Google Releases Android 3.1, First Major Update to Honeycomb
Product mentioned in this article
Motorola Xoom (Wi-Fi + 3G)
The first Honeycomb tablet remains a solid choice in large part due to its strong overall performance and complement of ports. But newer models are lighter.
Google today announced its first significant update to Android 3.0 Honeycomb. Google will roll out the update to Verizon Xoom 3G users today, and to other Honeycomb devices over the next couple of weeks.
The announcement was made during today's keynote address at the Google I/O developers' conference in San Francisco.
What I find most interesting are the things Google focused on here at the keynote. Namely, that the improvements mentioned, though welcome, don't seem to address many of the issues I've already identified in Android 3.0. At the forefront: The image rendering glitch that's very obvious in the Gallery app, where images appear fuzzy and lack detail as compared with their original versions.
Today's update will improve the quick access button's function, so you can scroll amongst your recent tasks, instead of being limited to the number that fit on the screen. Some of these apps may be running, some may not be currently running, but were accessed recently. Google emphasizes that Android manages resources so you won't have to quit an app to launch something else. However, the company hasn't addressed the fact that, confusingly, the OS's poorly designed back button actually exits apps, as opposed to leaving them running in the background.
Also improved: You can now resize widgets horizontally or vertically in Honeycomb. On stage, the demo included resizing the mail widget to show more messages. This capability didn't surprise me; we already saw resizable widgets on Samsung's demo of its upcoming Galaxy Tab 10.1, behind closed doors at CTIA Wireless in March. Google says developers can update their current widgets to support this capability with just a few lines of .xml code.

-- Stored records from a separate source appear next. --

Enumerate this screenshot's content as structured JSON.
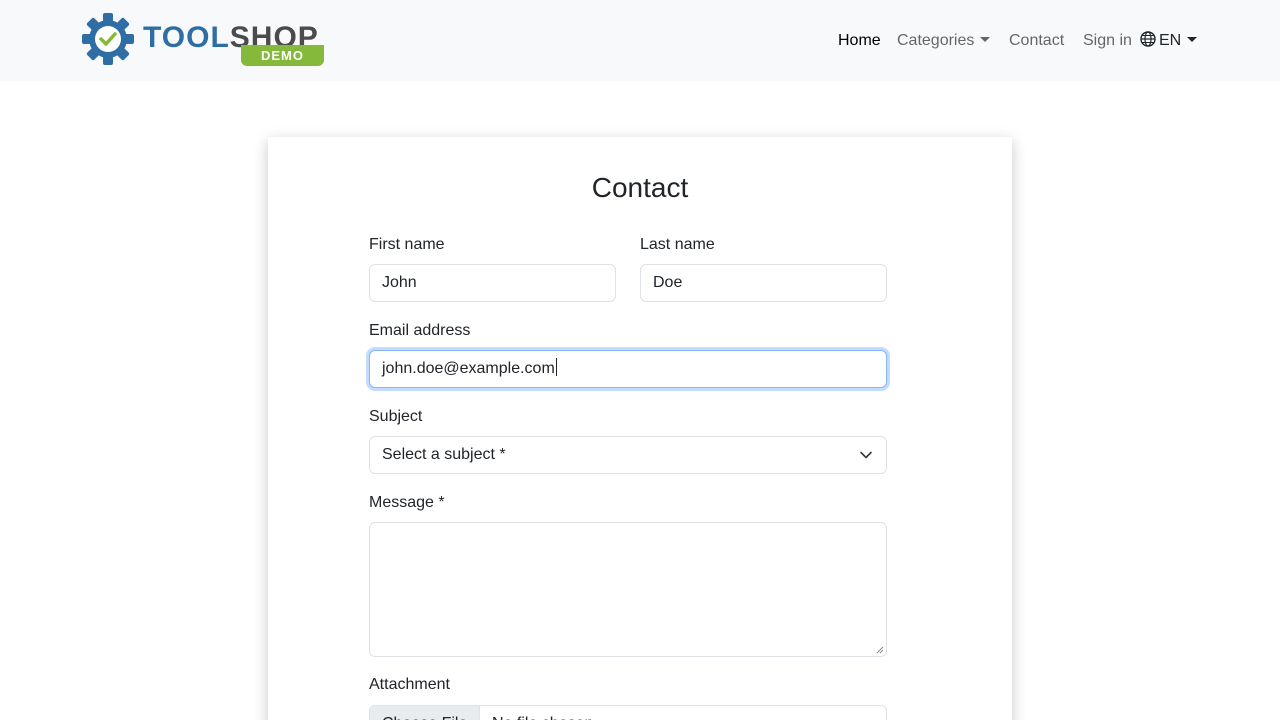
{
  "brand": {
    "word1": "TOOL",
    "word2": "SHOP",
    "badge": "DEMO"
  },
  "nav": {
    "home": "Home",
    "categories": "Categories",
    "contact": "Contact",
    "sign_in": "Sign in",
    "language": "EN"
  },
  "form": {
    "title": "Contact",
    "first_name": {
      "label": "First name",
      "value": "John"
    },
    "last_name": {
      "label": "Last name",
      "value": "Doe"
    },
    "email": {
      "label": "Email address",
      "value": "john.doe@example.com"
    },
    "subject": {
      "label": "Subject",
      "selected": "Select a subject *"
    },
    "message": {
      "label": "Message *",
      "value": ""
    },
    "attachment": {
      "label": "Attachment",
      "button": "Choose File",
      "file_name": "No file chosen"
    }
  },
  "colors": {
    "navbar_bg": "#f8f9fa",
    "brand_blue": "#2f6ea5",
    "brand_gray": "#4b4b4d",
    "badge_green": "#84b93b",
    "focus_border": "#86b7fe"
  },
  "icons": {
    "logo": "gear-check-icon",
    "language": "globe-icon",
    "dropdown": "chevron-down-icon"
  }
}
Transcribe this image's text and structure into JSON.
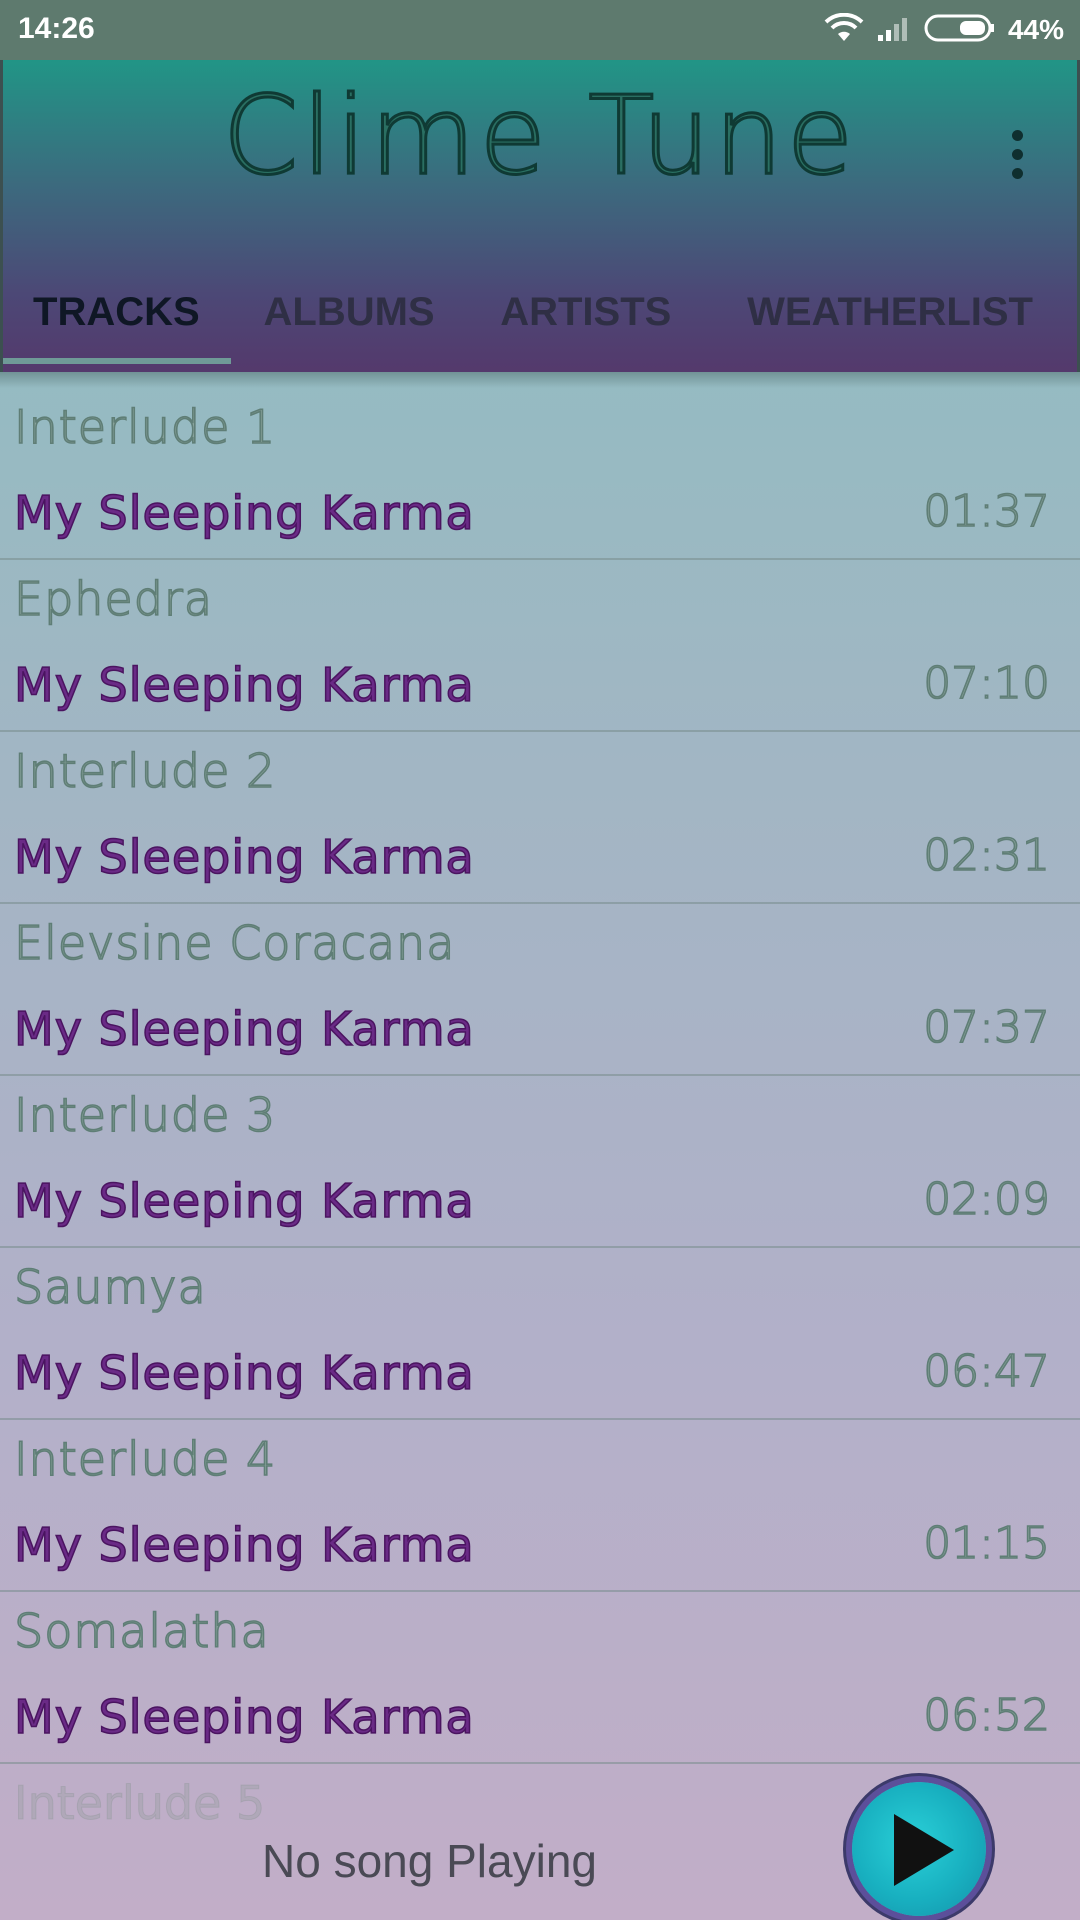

The other talking point on stage: That Android 3.1 has been upgraded to support USB host functionality. This is significant, since it explains why the function of USB ports I've seen on Honeycomb tablets has been spotty at best. I've used USB flash drives and used a USB flash card reader, for example, on the Acer Iconia A500, but the A500 won't work with all USB peripherals. Google says the new USB host functionality will allow tablets to support directly importing photos from a digital camera, as well support peripherals like USB keyboards and input devices like game controllers and mice.
The USB host support is important for another reason, too. Later in the keynote, Google introduced its Android Open Accessory strategy, to enable the creation of accessories that will work with Android 2.3.4 Gingerbread and Android 3.1 Honeycomb devices.
Google gave an example of plugging a phone into a LifeCycle exercise machine, with an app called Cardio Quest. The exercise bike recognized that it was connected to a phone. The application programming interface then can control the bike and the game a rider is going to play as he bikes. Along with the Android Open Accessory strategy, Google also released a hardware and software reference design to get accessory makers going.
In addition to the above, Google announced its plans for Ice Cream Sandwich, the next version of the Android operating system for smartphones that unifies the Honeycomb interface with the mobile phone experience.
Google also mentioned some interesting stats highlighting the company's ongoing momentum: Google has more than 200,000 apps in its Android Market, and more than 4.5 billion apps have been installed on Android devices.